Google recently announced that they will end support for third-party cookies in Chrome by 2022 – significantly impacting marketers around the globe. ADARA explains how the industry is evolving and how to adapt/prepare for this new world of data sourcing.
Yes, and no. As mentioned in our cookie definition, a cookie is a small text file on your computer with information for a website you visited. Unlike spyware, a cookie cannot track everything you do. It doesn’t make your computer slow, doesn’t generate more advertising, and does not affect your computer’s performance.
In early March 2021, they provided the long-awaited answer: the replacement for third-party cookies is first-party data.

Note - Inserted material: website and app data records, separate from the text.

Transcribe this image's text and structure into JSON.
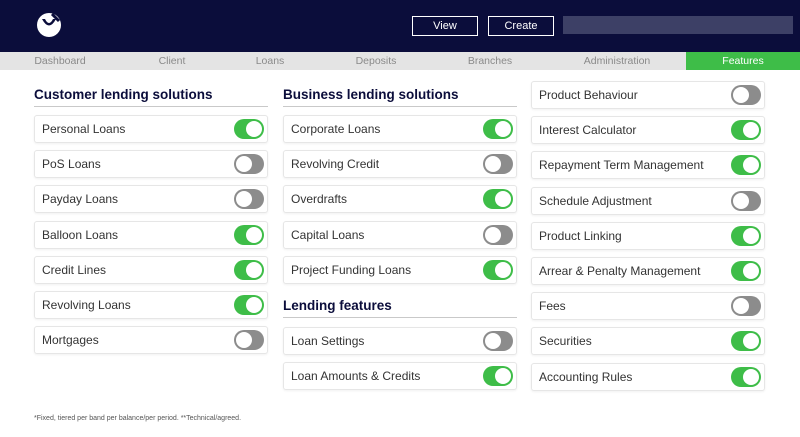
{
  "header": {
    "logo": "brand-logo",
    "view_label": "View",
    "create_label": "Create",
    "search_value": ""
  },
  "nav": {
    "items": [
      {
        "label": "Dashboard"
      },
      {
        "label": "Client"
      },
      {
        "label": "Loans"
      },
      {
        "label": "Deposits"
      },
      {
        "label": "Branches"
      },
      {
        "label": "Administration"
      },
      {
        "label": "Features",
        "active": true
      }
    ]
  },
  "customer": {
    "title": "Customer lending solutions",
    "items": [
      {
        "label": "Personal Loans",
        "on": true
      },
      {
        "label": "PoS Loans",
        "on": false
      },
      {
        "label": "Payday Loans",
        "on": false
      },
      {
        "label": "Balloon Loans",
        "on": true
      },
      {
        "label": "Credit Lines",
        "on": true
      },
      {
        "label": "Revolving Loans",
        "on": true
      },
      {
        "label": "Mortgages",
        "on": false
      }
    ]
  },
  "business": {
    "title": "Business lending solutions",
    "items": [
      {
        "label": "Corporate Loans",
        "on": true
      },
      {
        "label": "Revolving Credit",
        "on": false
      },
      {
        "label": "Overdrafts",
        "on": true
      },
      {
        "label": "Capital Loans",
        "on": false
      },
      {
        "label": "Project Funding Loans",
        "on": true
      }
    ]
  },
  "lending_features": {
    "title": "Lending features",
    "items": [
      {
        "label": "Loan Settings",
        "on": false
      },
      {
        "label": "Loan Amounts & Credits",
        "on": true
      }
    ]
  },
  "product": {
    "items": [
      {
        "label": "Product Behaviour",
        "on": false
      },
      {
        "label": "Interest Calculator",
        "on": true
      },
      {
        "label": "Repayment Term Management",
        "on": true
      },
      {
        "label": "Schedule Adjustment",
        "on": false
      },
      {
        "label": "Product Linking",
        "on": true
      },
      {
        "label": "Arrear & Penalty Management",
        "on": true
      },
      {
        "label": "Fees",
        "on": false
      },
      {
        "label": "Securities",
        "on": true
      },
      {
        "label": "Accounting Rules",
        "on": true
      }
    ]
  },
  "footnote": "*Fixed, tiered per band per balance/per period.   **Technical/agreed.",
  "colors": {
    "header_bg": "#0b0d3b",
    "accent_green": "#3ebd48",
    "toggle_off": "#8c8c8c"
  }
}
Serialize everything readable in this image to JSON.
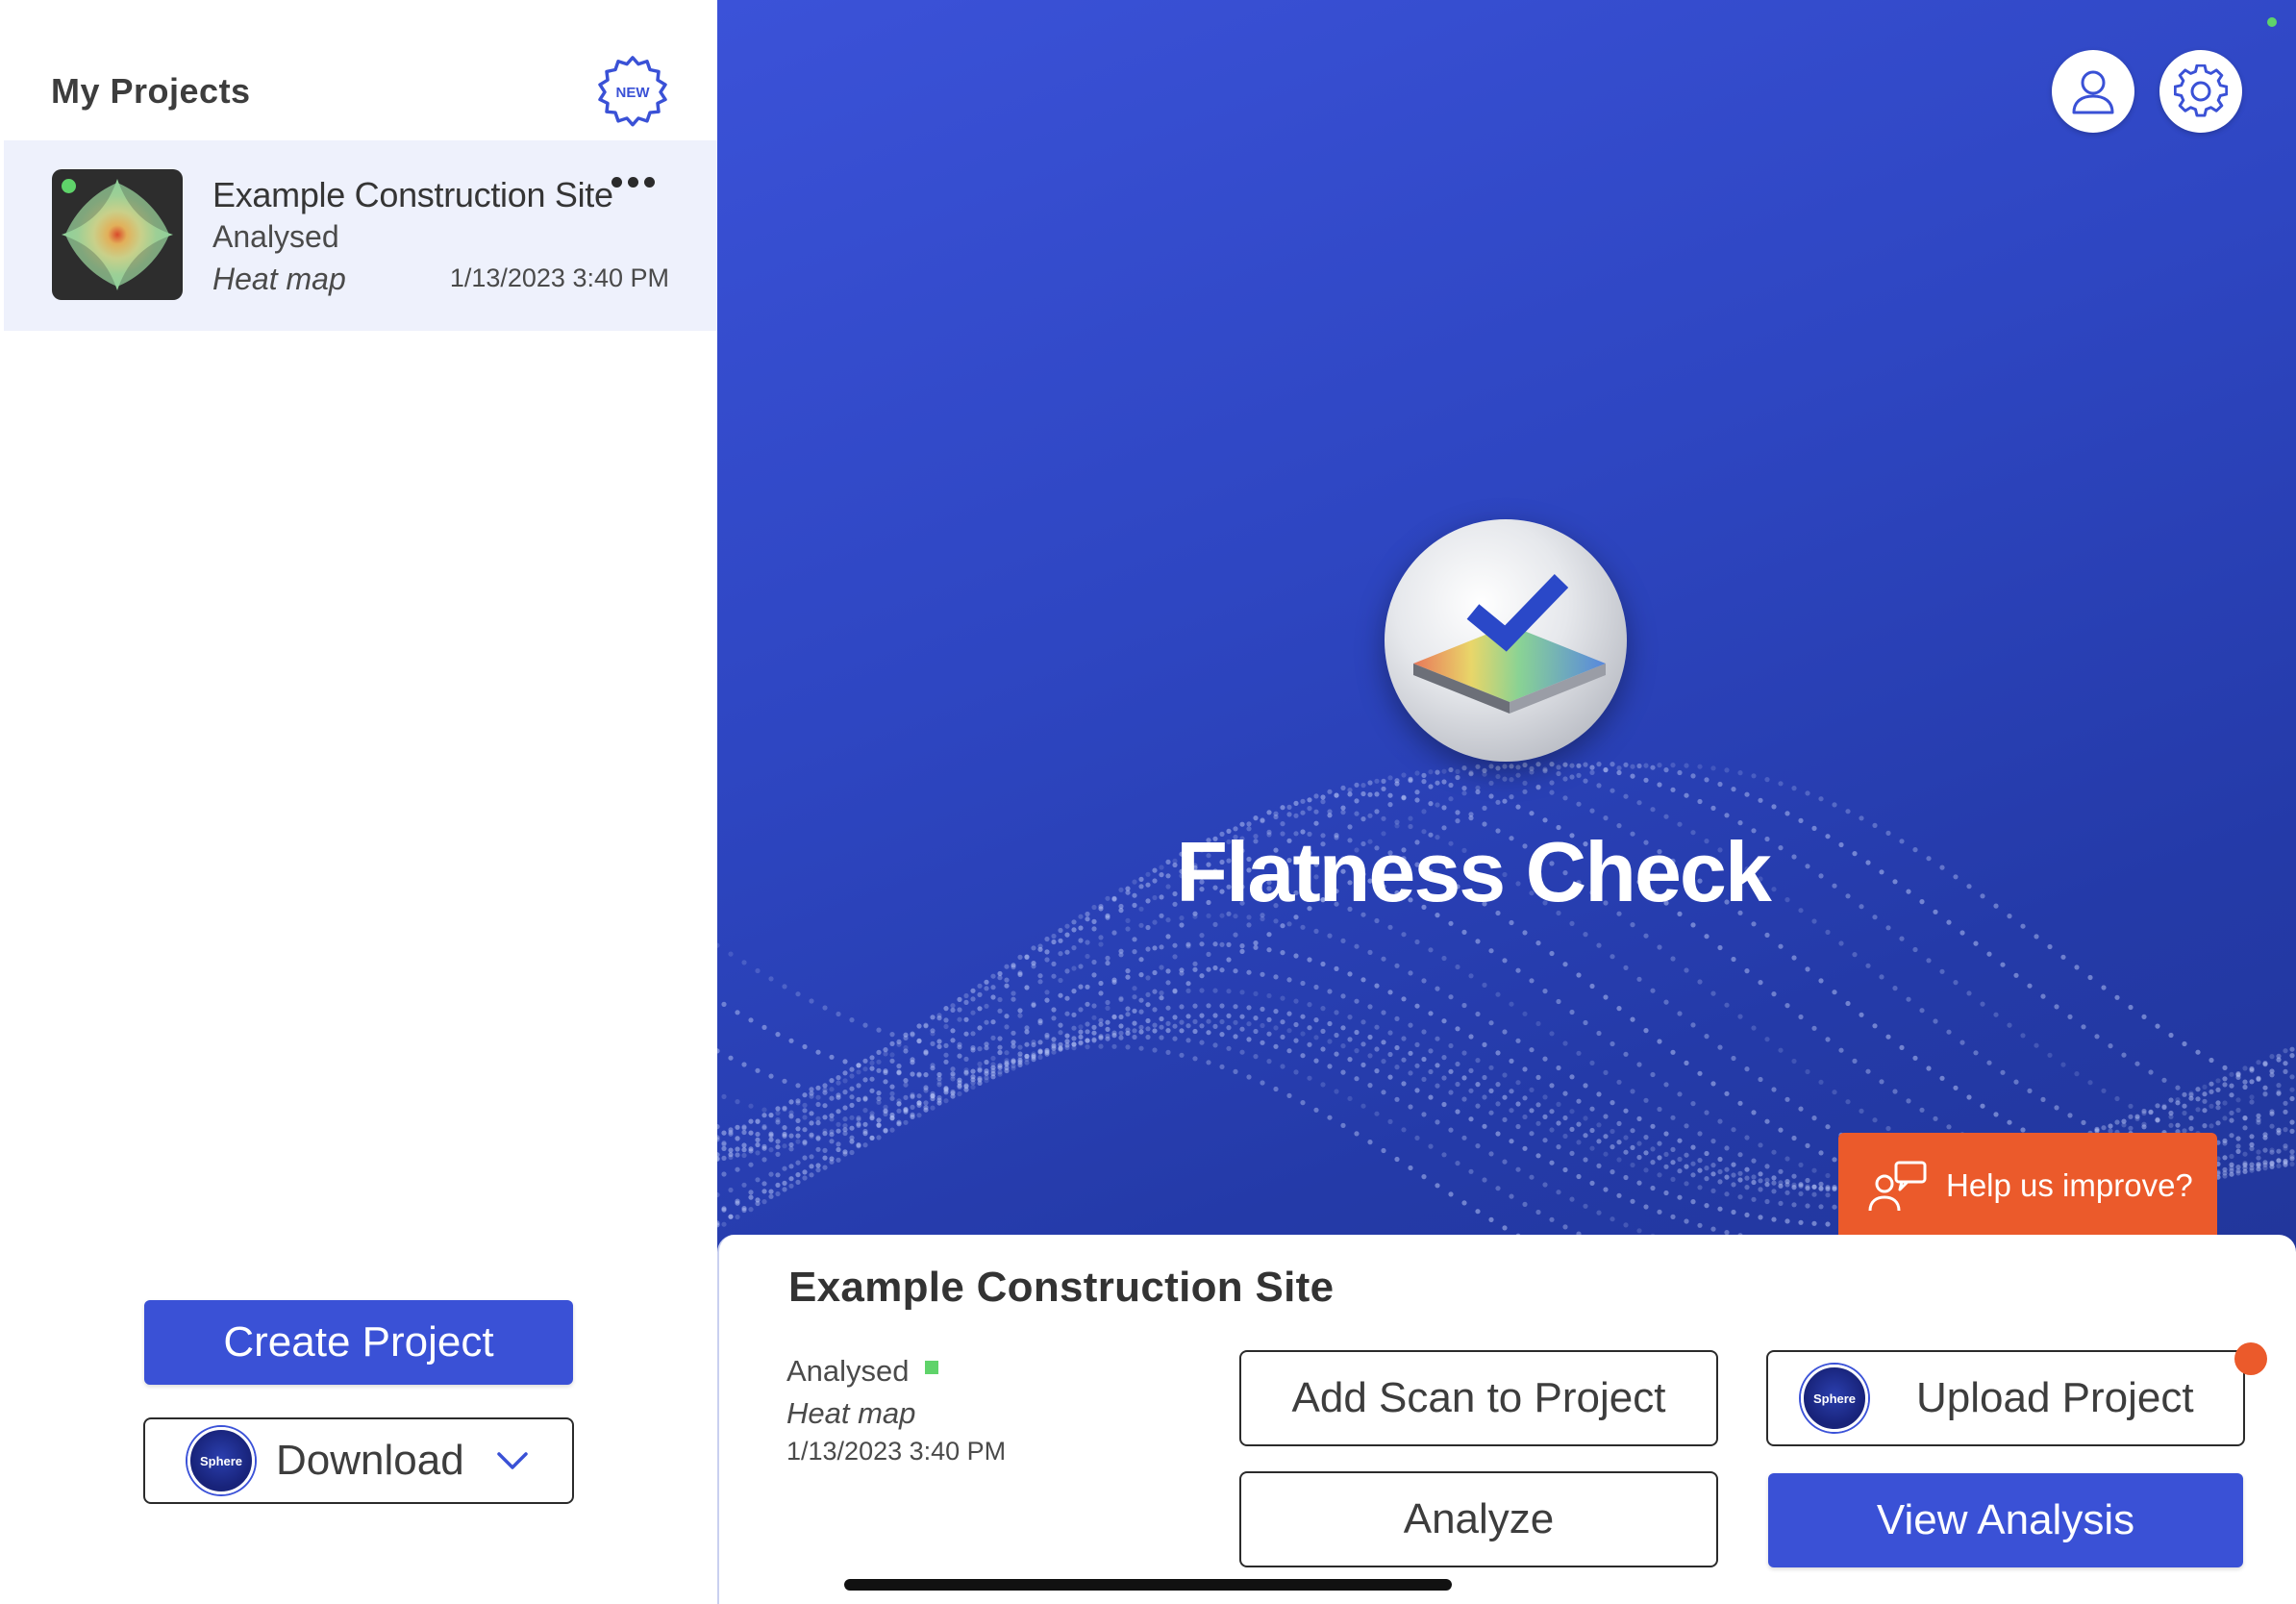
{
  "sidebar": {
    "title": "My Projects",
    "new_badge": "NEW",
    "projects": [
      {
        "name": "Example Construction Site",
        "status": "Analysed",
        "type": "Heat map",
        "date": "1/13/2023 3:40 PM",
        "status_color": "#5fd36a"
      }
    ],
    "create_label": "Create Project",
    "download_label": "Download",
    "sphere_logo_text": "Sphere"
  },
  "hero": {
    "app_title": "Flatness Check",
    "feedback_label": "Help us improve?"
  },
  "detail": {
    "title": "Example Construction Site",
    "status": "Analysed",
    "type": "Heat map",
    "date": "1/13/2023 3:40 PM",
    "add_scan_label": "Add Scan to Project",
    "upload_label": "Upload Project",
    "analyze_label": "Analyze",
    "view_label": "View Analysis"
  },
  "colors": {
    "accent": "#3a51d6",
    "feedback": "#eb5a2b",
    "status_green": "#5fd36a",
    "hero_bg": "#2e46c2"
  },
  "icons": {
    "new_badge": "new-badge-icon",
    "more": "more-options-icon",
    "profile": "user-icon",
    "settings": "gear-icon",
    "feedback": "feedback-people-icon",
    "download_chevron": "chevron-down-icon"
  }
}
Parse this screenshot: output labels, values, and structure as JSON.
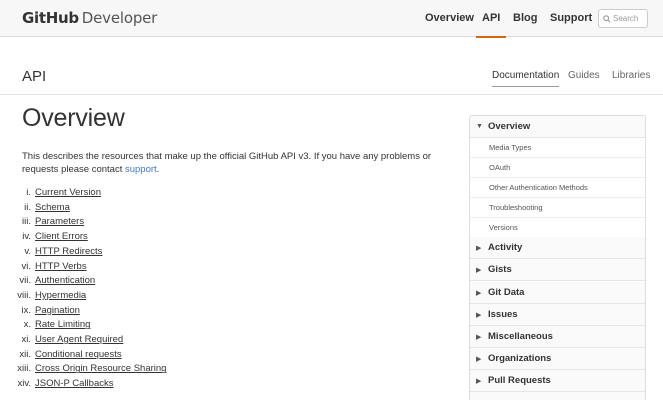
{
  "header": {
    "logo_bold": "GitHub",
    "logo_light": "Developer",
    "nav": [
      {
        "label": "Overview",
        "active": false
      },
      {
        "label": "API",
        "active": true
      },
      {
        "label": "Blog",
        "active": false
      },
      {
        "label": "Support",
        "active": false
      }
    ],
    "search_placeholder": "Search",
    "accent_color": "#d26911"
  },
  "subheader": {
    "title": "API",
    "tabs": [
      {
        "label": "Documentation",
        "active": true
      },
      {
        "label": "Guides",
        "active": false
      },
      {
        "label": "Libraries",
        "active": false
      }
    ]
  },
  "main": {
    "title": "Overview",
    "intro_text": "This describes the resources that make up the official GitHub API v3. If you have any problems or requests please contact ",
    "intro_link": "support",
    "intro_end": ".",
    "link_color": "#4078c0",
    "toc": [
      {
        "num": "i.",
        "label": "Current Version"
      },
      {
        "num": "ii.",
        "label": "Schema"
      },
      {
        "num": "iii.",
        "label": "Parameters"
      },
      {
        "num": "iv.",
        "label": "Client Errors"
      },
      {
        "num": "v.",
        "label": "HTTP Redirects"
      },
      {
        "num": "vi.",
        "label": "HTTP Verbs"
      },
      {
        "num": "vii.",
        "label": "Authentication"
      },
      {
        "num": "viii.",
        "label": "Hypermedia"
      },
      {
        "num": "ix.",
        "label": "Pagination"
      },
      {
        "num": "x.",
        "label": "Rate Limiting"
      },
      {
        "num": "xi.",
        "label": "User Agent Required"
      },
      {
        "num": "xii.",
        "label": "Conditional requests"
      },
      {
        "num": "xiii.",
        "label": "Cross Origin Resource Sharing"
      },
      {
        "num": "xiv.",
        "label": "JSON-P Callbacks"
      }
    ]
  },
  "sidebar": {
    "sections": [
      {
        "label": "Overview",
        "expanded": true,
        "icon": "triangle-down-icon",
        "items": [
          "Media Types",
          "OAuth",
          "Other Authentication Methods",
          "Troubleshooting",
          "Versions"
        ]
      },
      {
        "label": "Activity",
        "expanded": false,
        "icon": "triangle-right-icon"
      },
      {
        "label": "Gists",
        "expanded": false,
        "icon": "triangle-right-icon"
      },
      {
        "label": "Git Data",
        "expanded": false,
        "icon": "triangle-right-icon"
      },
      {
        "label": "Issues",
        "expanded": false,
        "icon": "triangle-right-icon"
      },
      {
        "label": "Miscellaneous",
        "expanded": false,
        "icon": "triangle-right-icon"
      },
      {
        "label": "Organizations",
        "expanded": false,
        "icon": "triangle-right-icon"
      },
      {
        "label": "Pull Requests",
        "expanded": false,
        "icon": "triangle-right-icon"
      }
    ]
  }
}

No, you don’t. If a cookie can identify you, you can decline the cookie completely. Websites that use these cookies have to get your permission – or risk huge fines under various laws. So if you don’t want to store a cookie holding information about you, just say no.
What happens if you don’t accept cookies? – The potential problem with refusing to accept cookies is that some website owners may not allow you to use their websites if you don’t accept their cookies. Another downside is that without acceptance, you may not receive the full user experience on certain websites.
In the Privacy and Security section, click Content Settings then Cookies. Turning cookies off completely would disable all the features we’ve talked about so far, not just the tracking ones. So it’s advisable to not block them entirely.
Google has announced that it will stop the use of third-party cookies in Chrome by the end of 2023, joining a growing list of browsers ditching the notorious tracking technology.
Share All sharing options for: Google delays blocking third-party cookies in Chrome until 2023. Google is announcing today that it is delaying its plans to phase out third-party cookies in the Chrome browser until 2023, a year or so later than originally planned.